During our instruction WBL did a PowerPoint presentation including other artists. work.Sample of another artist's work. So random--- (I was starting to get visions of Missoula Art Museum, --see Side Trips part three below). Another sample. So unusual and original and thought provoking. So not my style. By the middle of the second morning’s lecture I had stopped taking notes. I could tell by eye-rolls from some of the other students that I was not the only one who was perplexed. Mr. L said we should paint like we were rich and sent us back to work. There would be a critique at three that afternoon. Irritated. Annoyed. I didn’t want paint like I was rich. I’d brought quality expensive watercolors and paper. I probably could have painted like a five-year-old and enjoyed it if I’d had a bunch of cheap acrylics or poster paints. I also wasn’t ready to waste my time-off-without-pay to be miserable in a little cinderblock room. I finished what I was working on not long after everyone left for lunch. I left the illustration on the table, gathered my stuff and walked out. I went for a drive through the nearby farm country, trying not to think about blowing money on tuition in an amount that could purchase a Kenmore Refrigerator. Spotted cows and ponies stood up to their bellies in thick pasture. Gardens overflowed with flowers. And everywhere I went I could see Puget Sound and the San Juan Islands to the west.
I made a phone call to Linda Sue and left a message on her machine. She has a wonderfully entertaining blog called, All I Ever Wanted. She also happens to live only half an hour up I-5 from where the workshop was being held. We’d never met, but had emailed and made loose plans to get together when she learned I would be in her neighborhood. All the time I was driving around I had a song in my head. It ain't no use to sit and wonder why, babe
If’in you don’t know by now
An' it ain't no use to sit and wonder why, babe
It’ll never do some how.
When your rooster crows at the break of dawn
Look out your window and I'll be gone
You're the reason I'm trav'lin' on
Don't think twice, it's all right… So long, Honey Babe
Where I'm bound, I can't tell
But Goodbye's too good a word, babe
So I'll just say fare thee well
I ain't sayin' you treated me unkind
You could have done better but I don't mind
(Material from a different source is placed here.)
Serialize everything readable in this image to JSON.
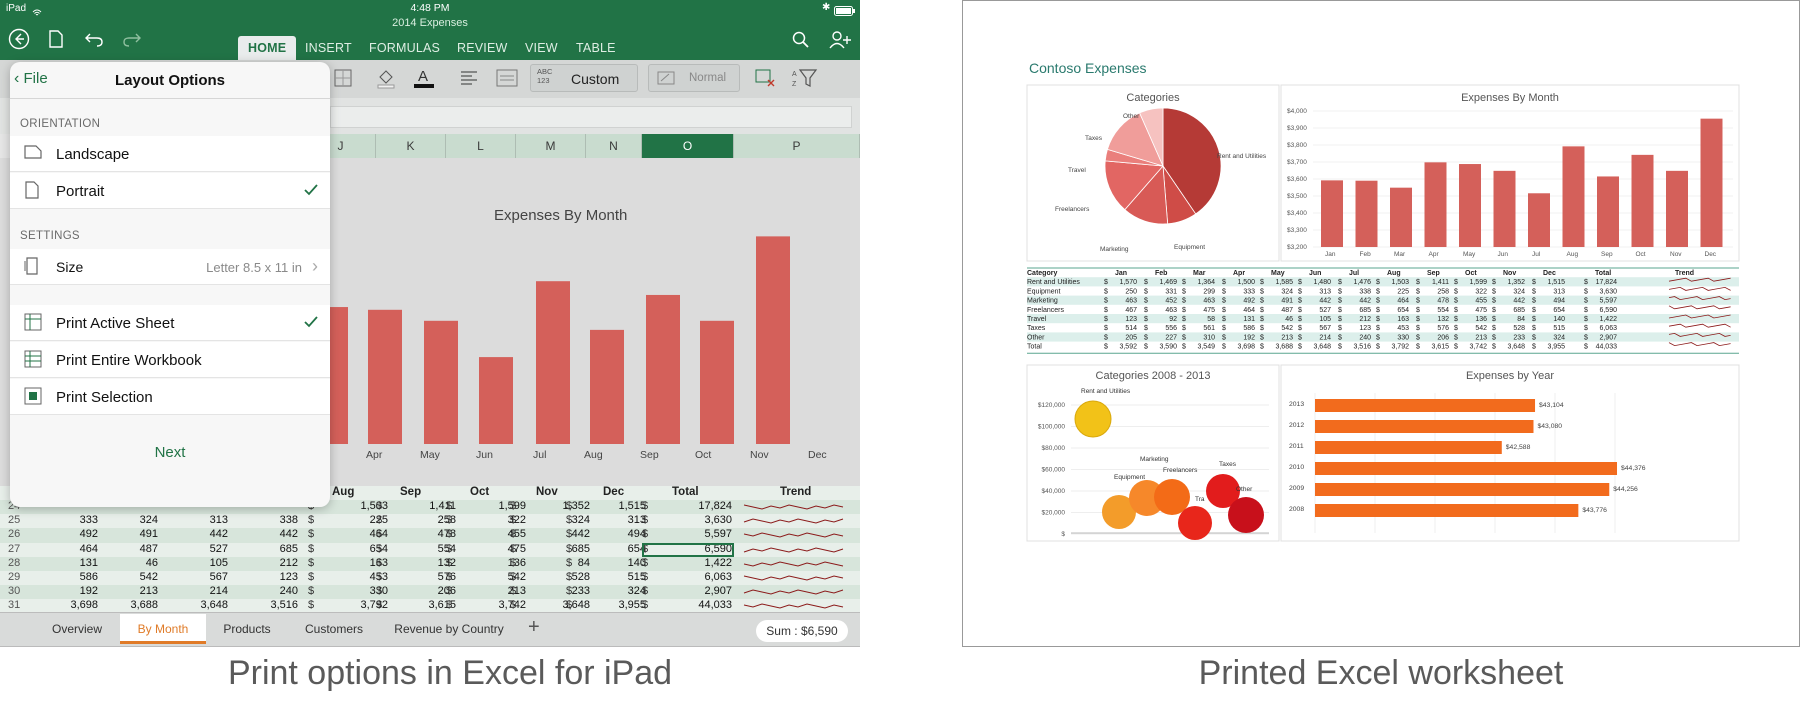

You just kinda wasted my precious time
But don't think twice, it's all right Good ol’ Bob Dylan. Can’t sing worth beans, but he has a way with words. I ended up in Anacortes at the ferry terminal. I‘d spent some time in Port Townsend and I knew a huge ferry took passengers, cars and trucks to Whidbey Island. I asked the man at the ticket window how much for a ticket to Whidbey Island. “Why would you want to take the ferry to Whidbey?” “Because IT’S-AN-ISLAND.” Patiently he explained that I could just go down the highway and drive over the bridge. Oh, I said in my best Emily Litella voice…Never mind. The bridge goes over what is called Deception Pass and is an amazing feat of engineering.
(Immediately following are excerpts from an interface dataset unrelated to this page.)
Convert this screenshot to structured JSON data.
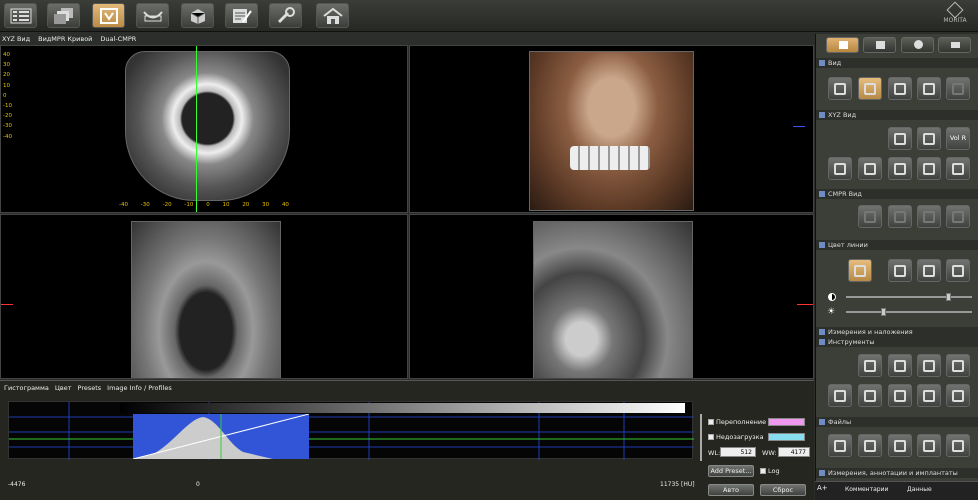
{
  "toolbar": {
    "buttons": [
      {
        "icon": "list-grid-icon",
        "active": false
      },
      {
        "icon": "stack-icon",
        "active": false
      },
      {
        "icon": "tooth-model-icon",
        "active": true
      },
      {
        "icon": "panoramic-icon",
        "active": false
      },
      {
        "icon": "cube-icon",
        "active": false
      },
      {
        "icon": "notes-icon",
        "active": false
      },
      {
        "icon": "wrench-icon",
        "active": false
      },
      {
        "icon": "home-icon",
        "active": false
      }
    ],
    "logo": "MORITA"
  },
  "view_tabs": [
    "XYZ Вид",
    "ВидMPR Кривой",
    "Dual-CMPR"
  ],
  "ruler_left": [
    "40",
    "30",
    "20",
    "10",
    "0",
    "-10",
    "-20",
    "-30",
    "-40"
  ],
  "ruler_bottom": [
    "-40",
    "-30",
    "-20",
    "-10",
    "0",
    "10",
    "20",
    "30",
    "40"
  ],
  "histogram": {
    "tabs": [
      "Гистограмма",
      "Цвет",
      "Presets",
      "Image Info / Profiles"
    ],
    "min_label": "-4476",
    "zero_label": "0",
    "max_label": "11735 [HU]",
    "overflow_label": "Переполнение",
    "underflow_label": "Недозагрузка",
    "wl_label": "WL:",
    "wl_value": "512",
    "ww_label": "WW:",
    "ww_value": "4177",
    "add_preset": "Add Preset...",
    "log_label": "Log",
    "auto_button": "Авто",
    "reset_button": "Сброс",
    "overflow_color": "#ee99ee",
    "underflow_color": "#88ddee"
  },
  "right_panel": {
    "tabs": [
      "view-icon",
      "tooth-icon",
      "info-icon",
      "tools-icon"
    ],
    "sections": {
      "view": "Вид",
      "xyz": "XYZ Вид",
      "cmpr": "CMPR Вид",
      "line_color": "Цвет линии",
      "measure": "Измерения и наложения",
      "tools": "Инструменты",
      "files": "Файлы",
      "annotations": "Измерения, аннотации и имплантаты"
    },
    "vol_r": "Vol R",
    "bottom_cols": [
      "Комментарии",
      "Данные"
    ],
    "bottom_left": "A+"
  }
}
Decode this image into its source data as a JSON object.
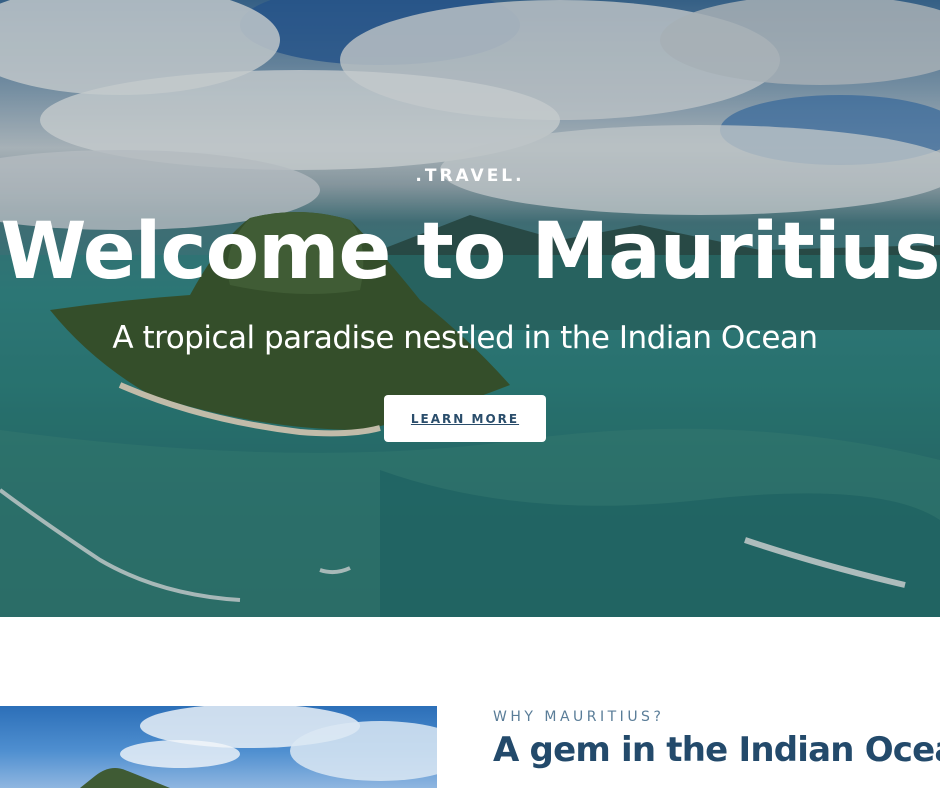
{
  "hero": {
    "eyebrow": ".TRAVEL.",
    "title": "Welcome to Mauritius",
    "subtitle": "A tropical paradise nestled in the Indian Ocean",
    "cta_label": "LEARN MORE"
  },
  "intro": {
    "eyebrow": "WHY MAURITIUS?",
    "title": "A gem in the Indian Ocean"
  }
}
It is actually two spans over a deep turbulent channel. Note the shadow of the bridge on the water. As the tide changes, the water in the channel churns like a washing machine. Pretty impressive. Check out Linda Sue’s story of sailing through Deception Pass. Speaking of her… When I got back in my car she had left a message on my cell. We chatted and made plans to meet the next morning in her town. No problem.